A decade and a half has passed since Fields Of The Nephilim's last official studio album "Elizium." Although in-between there was a live offering, a singles collection, a side project album, and an unofficial release, essentially it's taken until now for Carl McCoy to conjure up an opus that could reflect the Nephilim's unrealized full potential. It evokes the essence from all decisive periods: the filmic elements from the debut "Dawnrazor," the sheer gothic-rock power of "The Nephilim," the nightmarish qualities of The Nefilim's 'Zoon," and the spacious dreamscape styling of "Elizium" into one mystique laced epic sequel. Visionary vocalist Carl McCoy has been reincarnated with "Mourning Sun."

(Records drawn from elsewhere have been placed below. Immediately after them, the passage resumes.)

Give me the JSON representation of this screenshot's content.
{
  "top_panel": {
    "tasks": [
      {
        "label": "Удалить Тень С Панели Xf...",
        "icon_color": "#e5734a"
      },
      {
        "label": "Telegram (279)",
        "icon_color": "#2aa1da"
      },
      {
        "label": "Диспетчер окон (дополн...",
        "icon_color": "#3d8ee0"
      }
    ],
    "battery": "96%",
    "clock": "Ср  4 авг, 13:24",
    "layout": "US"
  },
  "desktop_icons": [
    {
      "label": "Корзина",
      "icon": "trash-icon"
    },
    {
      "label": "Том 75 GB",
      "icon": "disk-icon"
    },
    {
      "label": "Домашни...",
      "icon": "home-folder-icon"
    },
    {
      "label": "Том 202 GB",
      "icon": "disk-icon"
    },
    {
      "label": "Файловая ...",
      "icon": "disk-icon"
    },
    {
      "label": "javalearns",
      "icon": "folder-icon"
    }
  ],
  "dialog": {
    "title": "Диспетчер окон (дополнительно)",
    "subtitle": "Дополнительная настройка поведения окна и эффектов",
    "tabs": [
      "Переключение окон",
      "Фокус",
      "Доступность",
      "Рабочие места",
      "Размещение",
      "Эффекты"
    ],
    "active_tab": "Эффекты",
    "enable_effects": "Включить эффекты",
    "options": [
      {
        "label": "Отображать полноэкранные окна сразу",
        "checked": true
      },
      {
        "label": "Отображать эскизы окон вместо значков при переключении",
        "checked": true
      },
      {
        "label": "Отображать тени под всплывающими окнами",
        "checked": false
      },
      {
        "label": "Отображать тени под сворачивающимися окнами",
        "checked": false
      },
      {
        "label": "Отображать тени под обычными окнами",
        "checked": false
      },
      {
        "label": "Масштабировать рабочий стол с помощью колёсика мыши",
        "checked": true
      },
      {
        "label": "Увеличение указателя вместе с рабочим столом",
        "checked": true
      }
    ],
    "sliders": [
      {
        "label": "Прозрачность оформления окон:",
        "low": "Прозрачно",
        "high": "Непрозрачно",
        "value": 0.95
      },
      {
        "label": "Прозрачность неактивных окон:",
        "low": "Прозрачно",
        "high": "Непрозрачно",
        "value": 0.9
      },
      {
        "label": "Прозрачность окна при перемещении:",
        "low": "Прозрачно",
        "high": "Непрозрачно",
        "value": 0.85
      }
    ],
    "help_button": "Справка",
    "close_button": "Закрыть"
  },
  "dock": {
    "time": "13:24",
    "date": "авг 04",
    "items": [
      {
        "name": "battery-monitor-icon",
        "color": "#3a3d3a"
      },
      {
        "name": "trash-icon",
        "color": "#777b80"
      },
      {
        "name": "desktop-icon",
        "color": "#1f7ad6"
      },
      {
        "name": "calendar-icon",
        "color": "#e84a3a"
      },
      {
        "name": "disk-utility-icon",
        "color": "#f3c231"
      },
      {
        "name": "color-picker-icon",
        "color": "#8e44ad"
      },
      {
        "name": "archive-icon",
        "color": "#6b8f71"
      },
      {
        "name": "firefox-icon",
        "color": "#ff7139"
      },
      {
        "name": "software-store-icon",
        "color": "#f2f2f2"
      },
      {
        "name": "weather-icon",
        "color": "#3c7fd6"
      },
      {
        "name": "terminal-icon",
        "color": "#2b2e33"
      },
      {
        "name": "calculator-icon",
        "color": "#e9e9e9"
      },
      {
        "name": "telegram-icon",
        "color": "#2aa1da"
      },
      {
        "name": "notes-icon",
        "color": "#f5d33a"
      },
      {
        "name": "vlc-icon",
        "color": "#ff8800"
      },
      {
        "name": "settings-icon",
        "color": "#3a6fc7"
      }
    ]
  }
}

The album is embellished with profound, intriguing, and arcane lyrics from beginning to end., with "Shroud (Exordium)" no exception. It is a true lead-in track. This dark and cinematic song slowly unravels with the cries of a baby (perhaps symbolizing rebirth), together with McCoy's whispery unearthly vocals exhaling "Heaven will shine no more" and layers of darkly ethereal keyboards, which gives way to a spacious and expansive number. It entwines darkness and light into an encapsulating sphere.


"I will fly again" cries McCoy as "Straight To The Light" with its driving, delayed styled bass (circa "Psychonaut"), dramatic anthemic-like choruses, and archetypical rousiing grandiose crescendos. It is a dynamic, compelling, and inspired number that is undoubtedly a true contemporary Neph classic.


"As we rise, we fall, a New Gold Dawn" McCoy growls. The mid-paced "Watchman"-esque number meanders and fluctuates throughout, almost like a single entity. Although it does have its own qualities and grows with each listen, it is devoid of the potency of the other offerings and pales in comparison to the album as a whole.


"Requiem XIII-33" is a fitting title for this haunting, cinematic lament. The Nephilim are masters at carving great atmospheric monolithic soundscapes and this song is a perfect example of something that is paradoxically so minimalist, yet so immense. Twiddling guitar chords, mournful Dead Can Dance styled Gregorian chants and a nocturnal ambience slowly expands into a vast and panoramic number, which enshrouds you in a world within a world of melancholic bliss. It is a timeless and monochrome aural journey that only The Nephilim could manifest.


The smoldering dark pulsating intro of "Xiberia (Seasons In The Ice Cage)" ignites into a real incestuous fusion of cyber-goth and electro-industrial that combines McCoy's more sinister vocals into a dark sonic mutation that supercharges the Neph' into the 21st century. A greatly ambitious number that by all right should be a contemporary alt-dance floor filler and illustrates the current range of this innovative and influential band.


The ethereal "She" reignites the epic, serene dreamscape of "Elizium." A gently flowing, darkly romantic and captivating song that slowly rises and transcends majestically into an otherworldly realm. It evokes the likes of "Wail Of Sumer" and "Last Exit For The Lost" into one emotive and mesmeric number. It is a dream within a dream, an alluring and timeless classic of immense beauty.


"She" bleeds into the album titled "Mourning Sun" in true "Elizium" style. It carries on the uplifting, ebbing and flowing celestial qualities, but expands into a maelstrom of sweeping monolithic chords, soaring rapturous vocals, and melodramatic crescendos that are all-encompassing. "Like the mourning sun, I will rise again:" a reminder that the Neph' are well and truly reanimated.

"IN THE YEAR 2525"

The bonus track "In The Year 2525" is a sweeping, wonderfully overblown number that is empowered with colossal riffs and doomsday vocals that gives it a real apocalyptic vibe. The gothed-up take breathes life into the original and carves The Nephilim's identity firmly onto it. The near ten-minute epic ends the album in a fittingly bombastic finale.

The icy image of McCoy's face, together with a butterfly on the album cover may well symbolize rebirth, a theme that seems to run through many of the songs. "Mourning Sun" is a very involved album that takes several listens to seep through, but when it takes hold it becomes essential listening. It has an evocative and warm aura that leaves a vibrant afterglow. It is an atmospheric, multi-layered odyssey through darkness and light, an epic cinematic and all-encompassing collection of songs that complement, contrast, and merge into one another. It combines all the best hallmarks of The Nephilim into one outstanding album. "Mourning Sun" is immense, compelling, and totally essential.